BERLIN – France blocked an agreement on Sunday to curb Iran’s nuclear program because, to cite French Foreign Minister Laurent Fabius, it did not want to be part of a con game that would allow Tehran to continue with its illicit atomic program.
France’s resistance to a perceived woefully inadequate deal prompted surprise among Iran observers and pure rage from Iran’s Supreme Leader Ayatollah Ali Khamenei, who described Paris on his Twitter feed as “openly hostile” toward Iran and “inept.” Al Jazeera reported that “diplomats at the talks said the last-minute objections [from France] came as a surprise and complicated the chances of agreement.”
However, did France, in fact, ambush Iran’s clerical regime and veteran Iran watchers? According to Middle East experts in the US and Israel, France’s policy is far from shocking and part and parcel of its security-conscious approach to Iran’s destabilizing foreign policy.
Speaking from Washington to The Jerusalem Post, Michael Doran, a senior fellow at the Saban Center for Middle East Policy at the Brookings Institution, said that the French “take Iran very seriously” and their “diplomats have a lot of Iranian expertise.” They “love Iranian culture” but realize “they have to take an aggressive position when negotiating with them.”

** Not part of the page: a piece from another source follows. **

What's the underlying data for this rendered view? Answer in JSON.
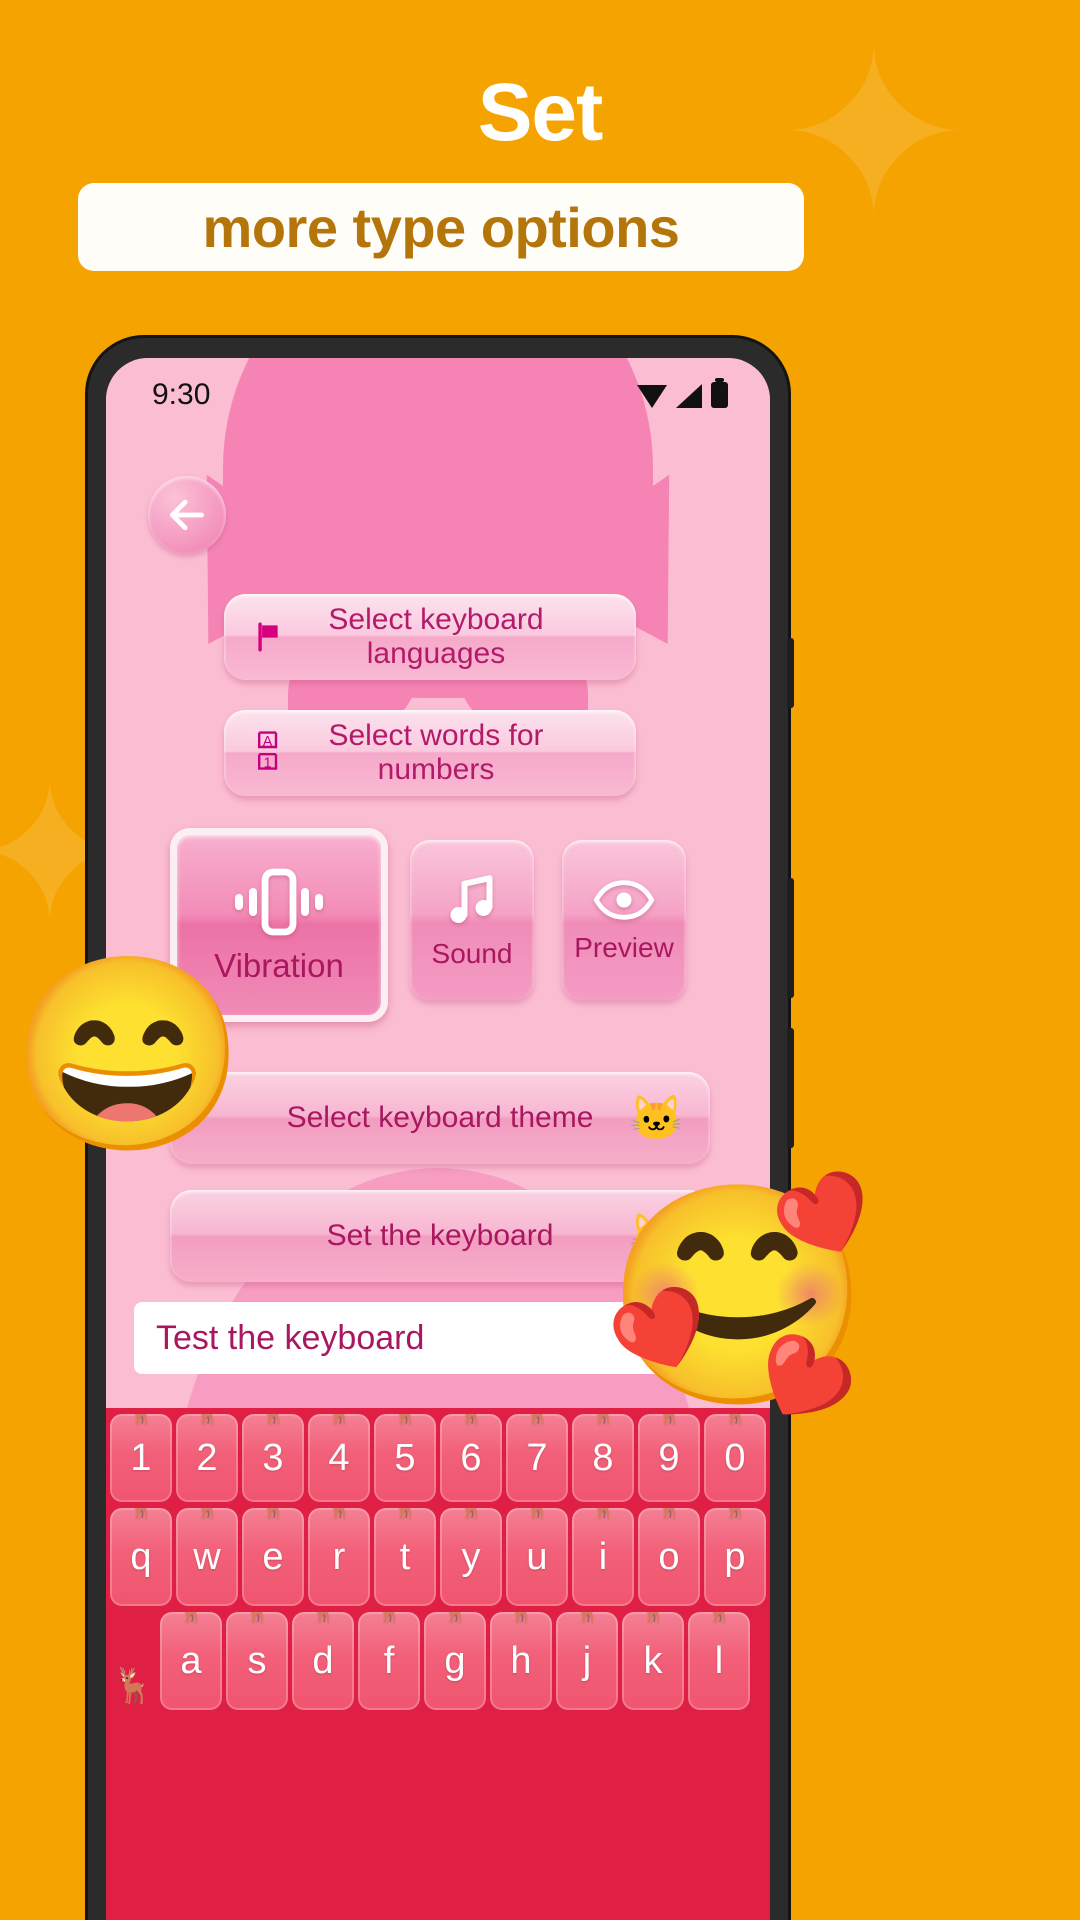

Doran, who served as US deputy assistant secretary of defense and a senior director at the National Security Council during the George W. Bush presidency, said France demands the elimination of Iranian uranium stockpiles and the closure of its Arak nuclear facility. “Will the French hang tough on this?” asked Doran.
The BBC’s State Department correspondent Kim Ghattas wrote on Sunday, “French diplomats have told me in recent years they believed the Obama administration was willing to concede too much too soon.”
The French-born Israeli political scientist Dr. Emmanuel Navon told the Post that France sees “the Americans and Germans as giving too much to Iran.” He cited French President François Hollande’s interventionist foreign policy. He is “not a pacifist” and showed his willingness to use “military force” in Mali to stop an al-Qaida insurgency earlier this year.
Navon, the director of the political science and communications department at the Jerusalem Orthodox College, and teacher of International Relations at Tel Aviv University and at the Interdisciplinary Center Herzliya, said France sees an agreement that “must remove the threat of Iran reaching military capability” with respect to its nuclear program.
Navon pointed to Hollande’s willingness to confront Iran’s proxy – the regime of President Bashar Assad in Syria, which was a French Mandate following the collapse of the Ottoman Empire – with military force.
He “gave the orders to shoot” but US President Barack Obama pulled the plug on missile strikes and deferred the dispute to Congress for approval.
Richard Landes, a distinguished historian at Boston University with an expertise in French history, told the Post, “The fact is that his [Hollande] administration has proven to be tougher than [former French president Nicolas] Sarkozy.”
Landes noted that Hollande rapidly made the decision to go into Mali. Commentators “did not anticipate this kind of backbone.”
The perceived lack of US tenaciousness and seriousness toward Iran’s drive to build a nuclear weapons device was captured in the US media.
Writing on the blog of the conservative The Weekly Standard website, Daniel Halper titled his blog entry: French Socialist Administration Tougher on Iran than Obama Administration. Traditionally, France showed reluctance to pick fights in the Middle East over security and promotion of democracy.
But, unsurprisingly, its policy toward Iran remains consistently robust. The alliance of Iran with Assad and Hezbollah to decimate Syria has added greater urgency to France’s skepticism toward Tehran’s nuclear program.
Benjamin Weinthal is the Post’s European affairs correspondent and a fellow at The Foundation for Defense of Democracies.